About 70% of all AI/AN individuals live in urban areas. The Outreach Program with Native American Communities is taking great strides to break barriers of care for Native Americans living in Massachusetts. We are proud to be partnering with Native American Lifelines and tribal communities to better understand and identify the unique health care needs and barriers to care in these diverse communities. Together we have created a multi-step approach to achieving these goals. Through ongoing dialogues, we are learning from our valued community partners important ways we can meet the unique challenges of our urban Massachusetts and New England AI/AN neighbors.

The Indian Health Service (IHS) is a federal agency within the Department of Health and Human Services that provides comprehensive health care services to over two million AI/ANs in federally recognized tribes. The IHS is an integrated national health care delivery system focused on primary care services. IHS also funds 41 Urban Indian Health Organizations, including Native American Lifelines in Boston.

Collaboration with the IHS

Despite limited resources, Navajo Nation and IHS do an impressive job responding to the health care needs of Native Americans. But they need help.

The mission of our work with the Navajo Area IHS is to improve the health status of the Native American population by matching the critical training and educational needs of IHS hospital providers with volunteer faculty specialists throughout Mass General Brigham.

Through our collaboration with the Navajo Area IHS hospitals in Shiprock and Gallup, NM, and Chinle, AZ, we are increasing the number of patients receiving care not previously available on site and greatly expanding the capacity of IHS physicians to treat both common and complex conditions.

Most physicians at IHS hospitals are general care practitioners. Academic Medical Centers with specialists can be up to four hours of travel from the IHS hospitals and there can be as much as a one-year wait for appointments due to limited resources. Even when care may be available, many patients have travel constraints.

In the Outreach Program model, patients with specialty needs are scheduled for appointments with the IHS provider in advance and our Mass General Brigham clinical specialist works alongside the IHS clinician to treat and train during each patient encounter. Since the program began in 2008, Mass General Brigham faculty volunteers have made hundreds of on-site visits and treated thousands of Native Americans.

Mass General Brigham faculty are eager to host IHS physicians in Boston to allow them to experience cutting-edge medicine and receive intensive training within our own hospitals. Each year IHS clinicians spend time in Boston in a variety of clinical services including substance use disorder, cardiology, radiology, dermatology, emergency medicine, and surgery.

Video conferences
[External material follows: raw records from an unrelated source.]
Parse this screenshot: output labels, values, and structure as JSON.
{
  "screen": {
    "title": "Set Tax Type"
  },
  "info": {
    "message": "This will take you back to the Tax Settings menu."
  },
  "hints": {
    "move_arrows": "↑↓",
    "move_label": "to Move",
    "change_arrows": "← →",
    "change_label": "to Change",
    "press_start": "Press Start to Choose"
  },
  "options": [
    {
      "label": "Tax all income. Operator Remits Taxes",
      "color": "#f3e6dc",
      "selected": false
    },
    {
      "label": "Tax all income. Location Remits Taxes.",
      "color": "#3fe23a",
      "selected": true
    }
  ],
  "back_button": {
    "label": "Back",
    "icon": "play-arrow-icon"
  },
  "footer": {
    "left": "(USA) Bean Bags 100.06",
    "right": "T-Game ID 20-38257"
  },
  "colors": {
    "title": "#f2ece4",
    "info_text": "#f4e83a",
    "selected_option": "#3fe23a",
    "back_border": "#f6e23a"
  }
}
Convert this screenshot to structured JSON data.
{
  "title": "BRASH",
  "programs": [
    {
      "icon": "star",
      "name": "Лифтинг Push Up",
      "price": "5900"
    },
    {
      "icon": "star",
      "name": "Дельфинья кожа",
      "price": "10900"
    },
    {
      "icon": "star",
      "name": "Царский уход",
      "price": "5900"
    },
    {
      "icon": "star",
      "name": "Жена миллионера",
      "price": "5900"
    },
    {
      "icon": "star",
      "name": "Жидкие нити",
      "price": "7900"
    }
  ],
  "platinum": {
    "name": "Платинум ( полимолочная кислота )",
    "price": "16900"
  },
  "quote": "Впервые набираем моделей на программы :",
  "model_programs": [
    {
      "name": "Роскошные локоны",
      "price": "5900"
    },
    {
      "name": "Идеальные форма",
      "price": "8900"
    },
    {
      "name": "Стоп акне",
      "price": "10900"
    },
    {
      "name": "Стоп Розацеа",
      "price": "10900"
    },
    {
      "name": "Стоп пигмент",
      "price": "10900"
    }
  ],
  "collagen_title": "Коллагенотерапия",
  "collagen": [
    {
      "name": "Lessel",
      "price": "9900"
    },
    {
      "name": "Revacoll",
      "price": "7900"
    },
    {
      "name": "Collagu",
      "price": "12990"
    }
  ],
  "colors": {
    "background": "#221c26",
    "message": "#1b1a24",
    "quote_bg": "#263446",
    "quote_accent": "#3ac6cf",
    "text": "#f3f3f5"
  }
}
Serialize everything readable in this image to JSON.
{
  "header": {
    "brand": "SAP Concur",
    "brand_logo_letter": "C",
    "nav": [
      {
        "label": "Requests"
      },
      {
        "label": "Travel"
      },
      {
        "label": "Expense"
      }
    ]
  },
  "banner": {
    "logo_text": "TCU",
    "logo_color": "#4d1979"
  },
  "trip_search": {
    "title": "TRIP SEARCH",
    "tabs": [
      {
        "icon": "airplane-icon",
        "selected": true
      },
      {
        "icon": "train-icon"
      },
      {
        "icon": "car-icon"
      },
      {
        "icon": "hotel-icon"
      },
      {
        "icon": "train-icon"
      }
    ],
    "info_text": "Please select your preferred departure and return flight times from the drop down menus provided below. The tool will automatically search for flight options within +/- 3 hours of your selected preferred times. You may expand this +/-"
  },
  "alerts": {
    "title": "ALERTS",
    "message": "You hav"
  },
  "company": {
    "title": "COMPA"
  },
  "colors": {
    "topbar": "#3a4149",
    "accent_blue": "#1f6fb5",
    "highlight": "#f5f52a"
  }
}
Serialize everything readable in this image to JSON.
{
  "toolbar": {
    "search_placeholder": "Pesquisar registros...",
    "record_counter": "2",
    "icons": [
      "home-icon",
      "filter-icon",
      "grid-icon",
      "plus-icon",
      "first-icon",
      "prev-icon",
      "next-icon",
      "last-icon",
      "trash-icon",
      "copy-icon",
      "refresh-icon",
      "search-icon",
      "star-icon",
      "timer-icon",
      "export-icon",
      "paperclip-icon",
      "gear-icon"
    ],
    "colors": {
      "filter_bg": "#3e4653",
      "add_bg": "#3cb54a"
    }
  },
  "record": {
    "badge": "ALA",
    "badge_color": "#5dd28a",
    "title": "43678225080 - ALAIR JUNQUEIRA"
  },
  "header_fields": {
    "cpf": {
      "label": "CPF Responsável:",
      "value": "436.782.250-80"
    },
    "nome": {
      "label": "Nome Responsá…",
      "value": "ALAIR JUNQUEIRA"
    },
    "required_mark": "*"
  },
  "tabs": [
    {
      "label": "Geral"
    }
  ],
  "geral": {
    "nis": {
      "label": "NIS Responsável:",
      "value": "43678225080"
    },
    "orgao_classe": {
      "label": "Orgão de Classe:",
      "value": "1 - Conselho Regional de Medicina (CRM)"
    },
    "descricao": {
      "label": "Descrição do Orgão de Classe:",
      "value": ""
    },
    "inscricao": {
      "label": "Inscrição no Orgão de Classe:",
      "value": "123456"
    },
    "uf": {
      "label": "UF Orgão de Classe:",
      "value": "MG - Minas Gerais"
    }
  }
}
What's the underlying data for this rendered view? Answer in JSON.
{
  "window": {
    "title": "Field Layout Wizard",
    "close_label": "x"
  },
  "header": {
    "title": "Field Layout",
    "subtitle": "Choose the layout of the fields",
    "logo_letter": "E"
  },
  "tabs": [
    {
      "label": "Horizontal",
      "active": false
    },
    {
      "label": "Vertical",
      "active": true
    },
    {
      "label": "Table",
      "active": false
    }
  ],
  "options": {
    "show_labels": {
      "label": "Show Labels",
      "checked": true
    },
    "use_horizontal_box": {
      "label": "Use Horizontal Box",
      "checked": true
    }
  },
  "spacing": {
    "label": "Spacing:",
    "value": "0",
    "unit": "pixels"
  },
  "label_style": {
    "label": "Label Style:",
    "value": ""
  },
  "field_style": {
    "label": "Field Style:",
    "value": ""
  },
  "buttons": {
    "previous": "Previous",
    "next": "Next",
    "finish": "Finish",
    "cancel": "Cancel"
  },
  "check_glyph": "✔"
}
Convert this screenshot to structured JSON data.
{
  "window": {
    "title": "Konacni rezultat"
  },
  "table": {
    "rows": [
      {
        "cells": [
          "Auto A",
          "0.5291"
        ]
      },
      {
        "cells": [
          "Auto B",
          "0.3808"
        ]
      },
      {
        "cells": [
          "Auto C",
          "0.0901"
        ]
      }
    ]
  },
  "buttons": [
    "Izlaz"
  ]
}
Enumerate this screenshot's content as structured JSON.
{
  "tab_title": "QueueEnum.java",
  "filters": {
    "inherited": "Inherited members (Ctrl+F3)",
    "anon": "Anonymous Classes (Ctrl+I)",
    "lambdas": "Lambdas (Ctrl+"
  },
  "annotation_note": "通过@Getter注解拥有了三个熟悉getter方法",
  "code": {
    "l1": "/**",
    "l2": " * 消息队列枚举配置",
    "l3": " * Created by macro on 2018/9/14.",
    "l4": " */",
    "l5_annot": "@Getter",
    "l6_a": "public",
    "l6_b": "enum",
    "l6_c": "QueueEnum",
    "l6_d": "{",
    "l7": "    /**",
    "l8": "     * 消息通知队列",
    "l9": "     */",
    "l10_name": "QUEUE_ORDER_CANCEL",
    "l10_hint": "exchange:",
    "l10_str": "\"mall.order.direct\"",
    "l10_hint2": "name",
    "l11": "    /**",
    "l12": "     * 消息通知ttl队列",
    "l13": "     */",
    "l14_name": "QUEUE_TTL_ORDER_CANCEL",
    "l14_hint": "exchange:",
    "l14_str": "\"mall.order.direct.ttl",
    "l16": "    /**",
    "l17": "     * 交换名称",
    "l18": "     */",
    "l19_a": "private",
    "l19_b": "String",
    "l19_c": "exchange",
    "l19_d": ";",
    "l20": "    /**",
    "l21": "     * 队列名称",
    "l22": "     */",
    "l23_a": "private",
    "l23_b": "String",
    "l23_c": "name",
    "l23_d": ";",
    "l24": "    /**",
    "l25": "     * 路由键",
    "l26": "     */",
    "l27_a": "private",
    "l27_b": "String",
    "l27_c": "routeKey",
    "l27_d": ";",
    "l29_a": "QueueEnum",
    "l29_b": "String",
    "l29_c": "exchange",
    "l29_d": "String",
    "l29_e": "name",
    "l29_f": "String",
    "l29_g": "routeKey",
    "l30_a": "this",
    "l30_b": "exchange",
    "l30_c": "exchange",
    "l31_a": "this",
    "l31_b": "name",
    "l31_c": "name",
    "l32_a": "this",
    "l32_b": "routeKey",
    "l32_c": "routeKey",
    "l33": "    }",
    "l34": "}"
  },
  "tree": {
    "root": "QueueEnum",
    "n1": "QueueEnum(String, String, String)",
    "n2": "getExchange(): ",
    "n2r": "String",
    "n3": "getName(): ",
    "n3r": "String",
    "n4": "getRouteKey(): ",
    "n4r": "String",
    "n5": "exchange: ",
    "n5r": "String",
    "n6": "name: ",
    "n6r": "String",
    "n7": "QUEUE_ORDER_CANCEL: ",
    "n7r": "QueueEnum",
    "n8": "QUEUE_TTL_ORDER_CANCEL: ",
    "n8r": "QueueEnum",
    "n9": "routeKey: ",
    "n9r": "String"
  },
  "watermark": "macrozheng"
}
The video conference program offers continued medical education (CME) gratis through live and interactive remote sessions linking Mass General Brigham faculty with multiple IHS sites simultaneously. Weekly CME conference topics are selected by the IHS and include both didactic and challenging case-presentation opportunities. Sessions are recorded, and downloads are available online for ongoing reference in our medical library.

Remote case conferences

Mass General Brigham specialists provide clinical consultation and teaching to assist IHS clinicians treating their patients through remote case review and discussion in a range of clinical services. Often these patients have been seen by the Mass General Brigham specialist during an on-site visit.

My experience volunteering at Shiprock was powerful on so many levels.  I saw firsthand the extraordinary spirituality, empathy, humanity, and respect which infuse every aspect of the care provided and is the core of the Mass General Brigham Indian Health Service collaboration. I am so grateful for the opportunity and can't wait to visit again!

Zeina El-Chemali, MD, MPH
Neuropsychiatrist and Director, McCance Brain Center
Massachusetts General Hospital